Medical students are “not taught activity benefits” BBC News has reported, based on a survey checking how many UK medical schools provided their students with information on the health benefits of physical activity.

This led The Daily Telegraph to claim “Doctors are failing to advise patients on the benefits of exercise because its teaching is ‘sparse or non-existent’ in medical schools”.

The survey assessed the provision of physical activity teaching in the curricula of all UK medical schools. The survey results uncovered what the authors call “alarming findings”, showing that there is widespread omission of basic teaching elements, such as the guidelines of the Chief Medical Officer (CMO) on physical activity. The survey found that just under half of the schools (44%) did not teach the CMO guidelines to their students.

The current study follows an earlier article by two of the same authors, in which they presented the exercise recommendations given by 39 national guidelines. The authors argued that medical professionals have a duty of care to promote exercise as inactivity is a known risk factor for many chronic diseases, such as heart disease. They suggested that one of the problems may be a lack of education on exercise in medical schools, which seems to be a valid criticism given the results of the survey.

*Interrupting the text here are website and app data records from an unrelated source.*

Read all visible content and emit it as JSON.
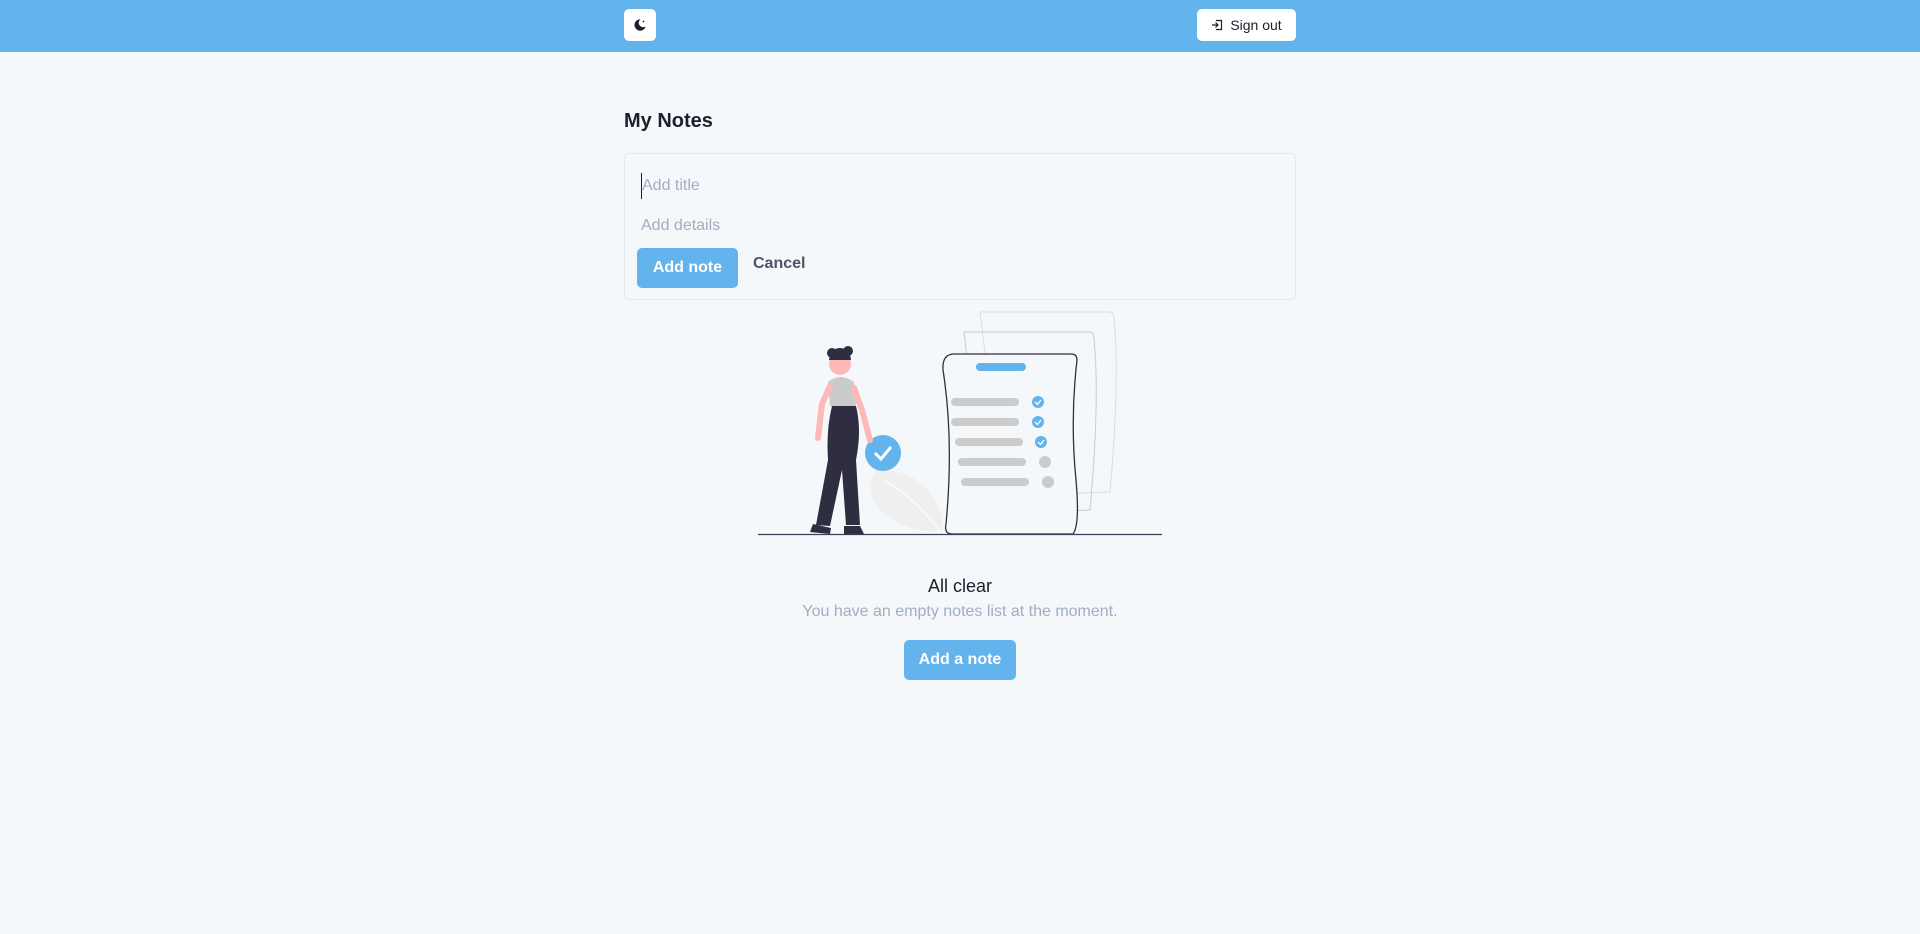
{
  "header": {
    "theme_toggle_icon": "moon-icon",
    "signout_icon": "sign-out-icon",
    "signout_label": "Sign out",
    "background_color": "#63b3ed"
  },
  "main": {
    "title": "My Notes",
    "form": {
      "title_placeholder": "Add title",
      "title_value": "",
      "details_placeholder": "Add details",
      "details_value": "",
      "add_button_label": "Add note",
      "cancel_label": "Cancel"
    },
    "empty_state": {
      "illustration": "empty-notes-illustration",
      "title": "All clear",
      "subtitle": "You have an empty notes list at the moment.",
      "button_label": "Add a note"
    }
  },
  "colors": {
    "accent": "#63b3ed",
    "background": "#f5f8fb",
    "muted_text": "#a0aec0"
  }
}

The authors conclude that there is an urgent need for physical activity teaching to be adequately included in medical school education.

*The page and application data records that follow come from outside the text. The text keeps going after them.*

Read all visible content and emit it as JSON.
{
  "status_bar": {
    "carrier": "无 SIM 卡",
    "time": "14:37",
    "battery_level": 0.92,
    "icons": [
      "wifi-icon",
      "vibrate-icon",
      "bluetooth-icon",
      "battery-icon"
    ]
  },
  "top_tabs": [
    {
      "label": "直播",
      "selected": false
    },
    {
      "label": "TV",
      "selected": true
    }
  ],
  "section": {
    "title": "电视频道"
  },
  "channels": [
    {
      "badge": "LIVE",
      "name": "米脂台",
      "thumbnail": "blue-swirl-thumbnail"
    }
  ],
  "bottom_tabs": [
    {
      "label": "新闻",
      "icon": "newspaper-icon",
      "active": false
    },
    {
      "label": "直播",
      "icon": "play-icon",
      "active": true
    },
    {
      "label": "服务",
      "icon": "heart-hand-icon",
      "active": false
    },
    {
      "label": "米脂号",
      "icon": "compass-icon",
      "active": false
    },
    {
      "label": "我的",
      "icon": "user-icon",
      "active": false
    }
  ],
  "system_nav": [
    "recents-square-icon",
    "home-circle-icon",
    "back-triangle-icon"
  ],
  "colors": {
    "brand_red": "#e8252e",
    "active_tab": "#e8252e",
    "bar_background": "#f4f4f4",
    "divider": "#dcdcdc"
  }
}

While this is a worthy call to action for doctors and medical educators and highlights the need for further research into the best ways of promoting physical activity, it is not exacting evidence that standards of medical education are poor or that doctors are neglecting to offer sensible and straightforward exercise advice to their patients.